Life and Near Death on a Boat: An Oysterman Learns to Navigate the Hard Way

In reporting for "The High Low Tide," I've spent a good bit of time with Joe Maley, owner of the Ossabaw Oyster Company based in Sunbury, Georgia, a sleepy little spot in Liberty County. I wrote about him a bit before here.

His shellfish lease is mostly on the Bear River, which runs between marsh bluffs and Ossabaw Island. St. Catherine's Island can be seen to the south. To get to his lease, he leaves a dock in Sunbury and heads out the Medway River. Once in St. Catherine's Sound, he heads north, bending around the Medway Spit, a long bar that stretches from a marsh island well into the sound. 

I've been transcribing hours of interviews with Joe this week and I was very excited to re-hear a few anecdotes about how Joe, who's had many careers, mostly in construction, came to learn to work the water.

He did so in his 40s, and it nearly cost him his life a few times. 

"I'd never been an operator before. I knew to wear a life jacket for the most part, but that was about it. I started hanging out with Danny (Eller) shrimping and fishing, he operated the boat.

 

There's different types of boats and they all operate differently and I wasn't too comfortable with them.

One time I was pulling in the (shrimp) nets. We were rolling them over the gunnel and something in there, a stingray, got Danny in the finger and he about passed out. His finger was turning black, and it was up to me to get him back to the hill.

The water out by St. Catherine's (Island) is blue, but there's a lot of bars, and I had to drive us back. I tried driving, and he's yelling at me like, 'Over here, over there.' I'm just hitting them all. So he just ended up driving the boat back himself, one-handed. That's when I knew I needed to learn how to operate."

He started heading out by himself, trying out different boats, different motors, seeing which one fit. One time, with an Evinrude outboard motor: "When they're running good they sound horrible. Putt, putt, putt, putt, putt." Mostly, weather, or his inability to forecast correctly, put him in danger. 

I'm out in the water and the motor cuts off. It starts to rain, fog starts rolling in. I've got to go.

This is the Fall. It wasn't cold, thankfully, and it was daytime. Then all of a sudden it went dark. Cotton candy, can't see anything. By the time I realize I've got to get my ass back, it was dark and foggy. Only thing I knew to do was get up close to the shoreline and follow it.

Well, it was low tide, and I'm puttering along and I run aground every five minutes. I had to raise the motor by myself, get unstuck, paddle away. Put the motor back down, crank it again. I must've done that 20 or 30 times. I thought I was going to have a heart attack, it was that fucking bad. And I didn't have a clue where I was. I turned up a creek, thinking I was turning toward Sunbury. Finally, I saw a light thinking there would be a dock there. Thankfully there was enough water to get through there. Then I heard, 'There's a boat out there.' Somebody was on the dock. I started hollering at them. They were fixing to leave but they waited.
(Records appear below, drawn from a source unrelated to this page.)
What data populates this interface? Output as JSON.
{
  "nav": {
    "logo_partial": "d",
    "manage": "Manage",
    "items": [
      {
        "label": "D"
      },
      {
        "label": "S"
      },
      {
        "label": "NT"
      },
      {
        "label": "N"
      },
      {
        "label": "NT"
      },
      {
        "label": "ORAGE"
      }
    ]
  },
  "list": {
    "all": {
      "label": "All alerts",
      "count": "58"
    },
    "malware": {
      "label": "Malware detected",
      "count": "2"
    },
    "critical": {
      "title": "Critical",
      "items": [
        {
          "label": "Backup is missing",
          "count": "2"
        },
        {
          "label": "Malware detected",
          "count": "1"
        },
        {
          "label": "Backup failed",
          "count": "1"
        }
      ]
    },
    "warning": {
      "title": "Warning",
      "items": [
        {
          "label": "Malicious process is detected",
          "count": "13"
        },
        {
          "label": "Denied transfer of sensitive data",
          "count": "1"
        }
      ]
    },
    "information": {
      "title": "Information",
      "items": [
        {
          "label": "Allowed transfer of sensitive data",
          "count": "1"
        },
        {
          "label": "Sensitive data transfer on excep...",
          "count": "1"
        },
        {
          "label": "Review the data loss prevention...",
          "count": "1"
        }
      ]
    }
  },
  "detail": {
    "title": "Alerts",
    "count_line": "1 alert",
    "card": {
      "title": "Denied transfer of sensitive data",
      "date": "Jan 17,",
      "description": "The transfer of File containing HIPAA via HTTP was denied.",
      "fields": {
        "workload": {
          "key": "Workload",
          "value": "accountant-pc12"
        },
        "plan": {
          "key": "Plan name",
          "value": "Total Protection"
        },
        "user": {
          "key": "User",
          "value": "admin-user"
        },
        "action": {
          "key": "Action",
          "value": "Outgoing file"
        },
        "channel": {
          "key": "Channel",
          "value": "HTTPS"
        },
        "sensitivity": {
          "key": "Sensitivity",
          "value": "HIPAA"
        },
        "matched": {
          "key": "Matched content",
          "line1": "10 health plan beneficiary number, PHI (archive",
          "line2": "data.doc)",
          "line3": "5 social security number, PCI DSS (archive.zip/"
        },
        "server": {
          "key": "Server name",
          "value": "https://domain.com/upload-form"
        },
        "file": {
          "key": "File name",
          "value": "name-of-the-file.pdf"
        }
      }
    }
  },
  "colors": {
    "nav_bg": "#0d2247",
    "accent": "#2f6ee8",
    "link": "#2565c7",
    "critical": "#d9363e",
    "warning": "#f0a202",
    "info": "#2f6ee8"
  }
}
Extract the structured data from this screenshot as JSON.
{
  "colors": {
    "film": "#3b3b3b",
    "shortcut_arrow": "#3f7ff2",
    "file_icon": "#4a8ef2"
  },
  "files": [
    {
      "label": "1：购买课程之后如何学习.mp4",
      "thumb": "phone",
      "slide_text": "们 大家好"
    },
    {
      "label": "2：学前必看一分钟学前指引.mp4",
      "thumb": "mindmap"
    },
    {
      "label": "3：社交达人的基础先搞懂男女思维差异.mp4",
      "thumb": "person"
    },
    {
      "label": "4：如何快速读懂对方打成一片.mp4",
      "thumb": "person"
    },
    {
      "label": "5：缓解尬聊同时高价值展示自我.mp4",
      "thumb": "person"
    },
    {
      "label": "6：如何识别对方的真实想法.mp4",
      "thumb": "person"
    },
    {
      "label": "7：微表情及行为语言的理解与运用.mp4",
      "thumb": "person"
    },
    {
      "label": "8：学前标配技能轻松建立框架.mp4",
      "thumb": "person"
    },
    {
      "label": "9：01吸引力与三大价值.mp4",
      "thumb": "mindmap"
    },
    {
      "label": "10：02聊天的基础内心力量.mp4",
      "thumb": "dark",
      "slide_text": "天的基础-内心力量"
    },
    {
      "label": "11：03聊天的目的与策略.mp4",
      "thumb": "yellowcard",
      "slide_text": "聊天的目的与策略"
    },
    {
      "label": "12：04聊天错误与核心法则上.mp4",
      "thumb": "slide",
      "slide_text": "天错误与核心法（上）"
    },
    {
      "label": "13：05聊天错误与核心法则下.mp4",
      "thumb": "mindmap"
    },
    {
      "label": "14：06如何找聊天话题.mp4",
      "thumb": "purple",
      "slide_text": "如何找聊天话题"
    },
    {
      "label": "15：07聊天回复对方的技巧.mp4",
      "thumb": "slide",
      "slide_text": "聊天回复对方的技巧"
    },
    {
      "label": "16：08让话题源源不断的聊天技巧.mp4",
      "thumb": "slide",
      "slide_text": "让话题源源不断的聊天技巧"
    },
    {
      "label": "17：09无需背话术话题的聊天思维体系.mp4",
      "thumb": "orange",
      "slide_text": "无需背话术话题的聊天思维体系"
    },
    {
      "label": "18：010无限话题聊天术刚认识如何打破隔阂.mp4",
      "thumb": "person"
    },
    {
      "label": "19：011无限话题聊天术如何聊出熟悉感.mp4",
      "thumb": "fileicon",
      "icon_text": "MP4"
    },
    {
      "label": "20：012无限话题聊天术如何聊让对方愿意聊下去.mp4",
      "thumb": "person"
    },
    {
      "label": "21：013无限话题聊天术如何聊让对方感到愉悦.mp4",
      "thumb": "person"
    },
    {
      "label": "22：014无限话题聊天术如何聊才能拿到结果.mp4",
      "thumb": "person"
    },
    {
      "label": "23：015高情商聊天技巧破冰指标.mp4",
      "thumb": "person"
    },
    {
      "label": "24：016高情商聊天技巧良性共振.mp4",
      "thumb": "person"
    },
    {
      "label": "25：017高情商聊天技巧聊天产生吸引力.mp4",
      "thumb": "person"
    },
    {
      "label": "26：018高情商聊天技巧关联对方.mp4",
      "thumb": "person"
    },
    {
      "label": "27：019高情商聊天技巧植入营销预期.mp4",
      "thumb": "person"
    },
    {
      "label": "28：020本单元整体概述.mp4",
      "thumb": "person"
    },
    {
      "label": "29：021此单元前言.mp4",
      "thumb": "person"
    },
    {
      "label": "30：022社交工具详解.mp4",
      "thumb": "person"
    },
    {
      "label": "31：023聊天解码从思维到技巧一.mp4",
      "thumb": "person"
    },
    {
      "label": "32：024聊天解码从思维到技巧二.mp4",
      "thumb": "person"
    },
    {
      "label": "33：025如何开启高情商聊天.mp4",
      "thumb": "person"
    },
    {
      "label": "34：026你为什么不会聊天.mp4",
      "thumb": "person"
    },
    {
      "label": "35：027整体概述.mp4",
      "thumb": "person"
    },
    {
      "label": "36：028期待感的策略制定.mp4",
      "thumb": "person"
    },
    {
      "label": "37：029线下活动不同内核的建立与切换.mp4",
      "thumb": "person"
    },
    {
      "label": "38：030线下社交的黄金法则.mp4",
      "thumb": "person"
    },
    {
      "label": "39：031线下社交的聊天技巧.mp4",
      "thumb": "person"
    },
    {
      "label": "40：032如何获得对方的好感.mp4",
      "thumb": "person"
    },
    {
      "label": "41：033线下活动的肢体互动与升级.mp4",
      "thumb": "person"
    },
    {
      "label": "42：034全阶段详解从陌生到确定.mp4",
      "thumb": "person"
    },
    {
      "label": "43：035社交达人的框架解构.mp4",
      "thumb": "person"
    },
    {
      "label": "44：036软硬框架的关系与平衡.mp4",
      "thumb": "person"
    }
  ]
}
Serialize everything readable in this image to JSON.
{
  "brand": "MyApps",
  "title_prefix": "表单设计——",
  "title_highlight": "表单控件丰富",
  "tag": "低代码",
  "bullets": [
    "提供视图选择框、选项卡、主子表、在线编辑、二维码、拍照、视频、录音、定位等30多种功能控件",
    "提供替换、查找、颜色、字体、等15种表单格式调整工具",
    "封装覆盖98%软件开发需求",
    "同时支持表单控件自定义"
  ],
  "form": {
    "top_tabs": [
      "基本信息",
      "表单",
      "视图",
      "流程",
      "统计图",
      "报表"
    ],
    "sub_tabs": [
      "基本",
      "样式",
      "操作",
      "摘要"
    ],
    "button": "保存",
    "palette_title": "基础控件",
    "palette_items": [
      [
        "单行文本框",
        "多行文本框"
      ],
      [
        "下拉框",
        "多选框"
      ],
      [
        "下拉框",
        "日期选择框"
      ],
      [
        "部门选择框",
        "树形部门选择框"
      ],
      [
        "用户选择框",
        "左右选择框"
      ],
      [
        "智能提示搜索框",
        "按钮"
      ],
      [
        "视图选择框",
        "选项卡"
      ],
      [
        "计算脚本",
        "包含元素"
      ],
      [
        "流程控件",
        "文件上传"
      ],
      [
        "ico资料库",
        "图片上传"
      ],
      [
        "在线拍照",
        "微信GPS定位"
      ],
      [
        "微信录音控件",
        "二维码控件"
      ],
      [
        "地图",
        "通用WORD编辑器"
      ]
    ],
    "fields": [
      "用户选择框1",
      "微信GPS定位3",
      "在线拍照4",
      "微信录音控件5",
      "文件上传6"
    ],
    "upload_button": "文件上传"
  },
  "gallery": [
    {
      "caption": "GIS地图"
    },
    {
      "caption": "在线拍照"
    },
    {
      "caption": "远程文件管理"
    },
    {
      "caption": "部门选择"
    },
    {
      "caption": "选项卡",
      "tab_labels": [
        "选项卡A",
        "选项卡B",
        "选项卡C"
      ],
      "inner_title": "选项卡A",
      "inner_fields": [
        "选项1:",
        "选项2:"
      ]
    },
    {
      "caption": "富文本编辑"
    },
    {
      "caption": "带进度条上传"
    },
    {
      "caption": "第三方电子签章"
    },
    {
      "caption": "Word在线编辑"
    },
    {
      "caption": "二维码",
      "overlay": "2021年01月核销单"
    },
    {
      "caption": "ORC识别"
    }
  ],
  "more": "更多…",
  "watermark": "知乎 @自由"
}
It was someone I knew and they said, 'What the hell were you doing?'

And I said, 'That's a very good question.'

 

That was only Joe's first brush with danger. It got worse. 

This time, there was a different boat, a yellow John Dory, a skiff sometimes called a Yankee Dory. The boat still sits upturned in Joe's yard: "A lot of folks are scared to get in it because of the low sides, but it's very seaworthy."

Seaworthy, sure, until it wasn't

It was a nice sunny day, calm. I had all my bags on the boat, getting ready to come back around. I started back and I noticed it was pretty choppy. So I stopped and secured everything in the back before I was going to tackle that. About that time, a Coast Guard chopper comes in and hovers above me.

There were gale force winds coming. Maybe they were trying to warn me or just looking at a stupid old….

I came around that corner and it was like Malibu surf crashing up against the back. It was cold that day and I was taking water over the sides. I knew something had to change or I would die. It doesn't have to be freezing to get hypothermia and die. 

I turned up the first creek I saw and assessed the situation. I had a radio but nobody could pick up. I didn't know what to do: go build a fire.

 

Wind was from the South to Southwest. It was five to six foot waves. I couldn't take the river back.

I decided to go into it, cross the sound, and it was a booger.  A lot of acts of contrition on the way over there. But I was able to get back through to Sunbury through the creeks. 

hat's why I have the boat I do now. It can take water.

Lessons learned. More followed.

There have been times when I should've gone out for an order — it would've been worth the money — but I decided long ago I'm not dying for a damn oyster.